waterproof and lightweight arm cast
Brittany Hambleton
Brittany Hambleton
December 30, 2023 ·  5 min read

Engineering Students Create Waterproof and Lightweight Arm Cast with Aim to Replace Plaster Casts

Approximately six million people break a bone every year in the United States [1]. There’s a good chance you know someone personally who has broken a bone – maybe that person is you.

Regardless of whether or not it’s a simple stress fracture or a full-blown break, breaking a bone is painful, and the recovery process is uncomfortable, long, and inconvenient. In many cases, you end up having to wear an itchy, cumbersome cast and are forced to alter your daily activities to accommodate it.

Thankfully, there are some engineering students in Chicago who believe that recovering from a broken bone does not have to be worse than the break itself.

How to Heal from a Break

In order for your body to heal from a bone break, it requires three things: Good blood supply after the injury, adequate stabilization, and enough new tissue formation [2]. 

In some cases, such as after a stress fracture, a simple splint may be all that is required. However a more severe break a full cast is usually what is needed in order to sufficiently stabilize the bone to allow it to heal [3].

Casts are typically made from either plaster or fiberglass [3]. Fiberglass is more lightweight, durable, and porous, allowing more airflow into the cast, however, plaster is more easily shaped than fiberglass and is much less expensive [3].

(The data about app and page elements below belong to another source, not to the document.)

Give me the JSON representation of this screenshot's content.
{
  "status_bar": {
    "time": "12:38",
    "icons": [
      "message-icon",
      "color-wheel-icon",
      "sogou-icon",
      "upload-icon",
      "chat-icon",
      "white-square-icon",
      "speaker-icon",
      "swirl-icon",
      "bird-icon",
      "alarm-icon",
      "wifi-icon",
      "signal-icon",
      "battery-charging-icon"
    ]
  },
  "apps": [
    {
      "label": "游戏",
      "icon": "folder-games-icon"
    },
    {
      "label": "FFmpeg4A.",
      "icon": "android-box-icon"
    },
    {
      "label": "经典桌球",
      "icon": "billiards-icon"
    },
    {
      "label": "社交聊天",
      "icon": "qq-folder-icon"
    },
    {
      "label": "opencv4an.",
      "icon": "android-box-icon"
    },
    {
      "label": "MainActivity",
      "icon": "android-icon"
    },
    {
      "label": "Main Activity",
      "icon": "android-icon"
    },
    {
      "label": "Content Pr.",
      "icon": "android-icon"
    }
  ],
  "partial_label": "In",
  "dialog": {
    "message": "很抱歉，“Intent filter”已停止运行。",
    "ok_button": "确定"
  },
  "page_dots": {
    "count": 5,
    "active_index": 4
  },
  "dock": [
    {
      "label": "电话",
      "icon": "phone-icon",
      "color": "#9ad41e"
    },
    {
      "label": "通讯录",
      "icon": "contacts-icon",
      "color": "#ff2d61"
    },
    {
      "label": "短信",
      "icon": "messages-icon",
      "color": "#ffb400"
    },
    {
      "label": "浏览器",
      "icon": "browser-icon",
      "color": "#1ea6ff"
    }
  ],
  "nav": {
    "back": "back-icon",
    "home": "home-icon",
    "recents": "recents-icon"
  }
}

In either case, they are both cumbersome, can often get quite itchy, and require a specialized saw to be removed [3].

Applying a Plaster or Fibreglass Cast

There are several steps to applying a cast. First, you have to place a “stockinette” on the skin where the cast begins and ends to protect it from the casting material. Then, a soft cotton passing material is rolled on to provide further protection and padding to the skin, as well as elastic pressure to the break to help with healing. Finally, the plaster or fiberglass material is rolled on in wet sheets. It can take up to 24-48 hours for the cast to completely harden and set [4].

Once the cast is on, you have to be very careful with it. You have to keep it cool and dry, to avoid warping the cast and to keep your skin from getting wet underneath it. This, of course, means no swimming, and you will have to use a plastic bag or a special cast cover when you shower [3]. Fiberglass casts are more water-resistant than plaster, but not completely waterproof. However, some fiberglass casts can be waterproofed, a costlier option, but something to discuss with your doctor if you feel you’ll need it.  

A New Type of Cast

Cast21 is a Chicago-based startup pioneered by three students from the University of Illinois [5]. Jason Troutner, biomedical design engineer Ashley Moy, and electrical engineer Justin Brooks believe that orthopedic casting has been long overdue for an upgrade, and have created a solution to improve the treatment process for both the doctor and the patient [6].

This new cast is lightweight, breathable, and water-proof, so it can be worn in the shower and in the pool, and comes in a variety of fun colors [7]. 

The process of putting the cast on can take less than ten minutes. First, the doctor will measure the patient’s arm and select the appropriately-sized cast. Then he or she will put it on the patient’s limb and fill it with a mix of resins. These resins only take a few minutes to harden into a malleable gel. The doctor then molds it to the patient’s arm and waits another five minutes for the cast to harden [5]. 

What Makes this Cast So Much Better?

Traditional plaster or fiberglass casts are considered by many physicians to be unhygienic. Patients are unable to clean underneath them, which can cause sores and infections [7].

 Since this new device is waterproof and much more breathable, patients can properly wash the affected limb without damaging the cast or slowing down the healing process [7].  

Cast21 is better for physicians and medical providers because it is moldable, provides visibility to the skin underneath, does not require water, heat, or additional equipment to apply, and does not require a saw to be removed. It saves space because there is less equipment that needs to be stored and allows doctors to see more patients because of time savings [6].

Cast21 is better for patients because it is waterproof, lightweight and comfortable, allowing you to go about your daily tasks with much greater ease [6].

“We have this radical notion that you can enjoy your healing experience. You don’t need to be restrained from daily activities,” says Cast21’s vice president of engineering, Vanessa Hogg [7].

What’s more, since the cast does not need any electricity or water to apply, it is very portable. This gives it the potential to be used in the military, for at-home first aid, and even on camping trips [5].

Next Steps

This new cast is still a work in progress. At this time, the company only has a model of the cast in medium forearm size. They are hoping to expand their sizing and to create a design for legs as well [7].

The product does not yet have a price either, but Cast21’s goal is to make it as accessible as possible.

“We don’t want this to be a luxury product. We are still conducting research in price sensitivity, and the final cost to the patients will be depending on their insurance and doctor.” [7]

The team is currently working with physicians to get their feedback and increase doctors’ comfortability with using the product in a variety of cases, including after surgery is provided [7].

While Cast21 may still be in developmental stages, this product could have a widespread positive impact on both physicians and patients alike.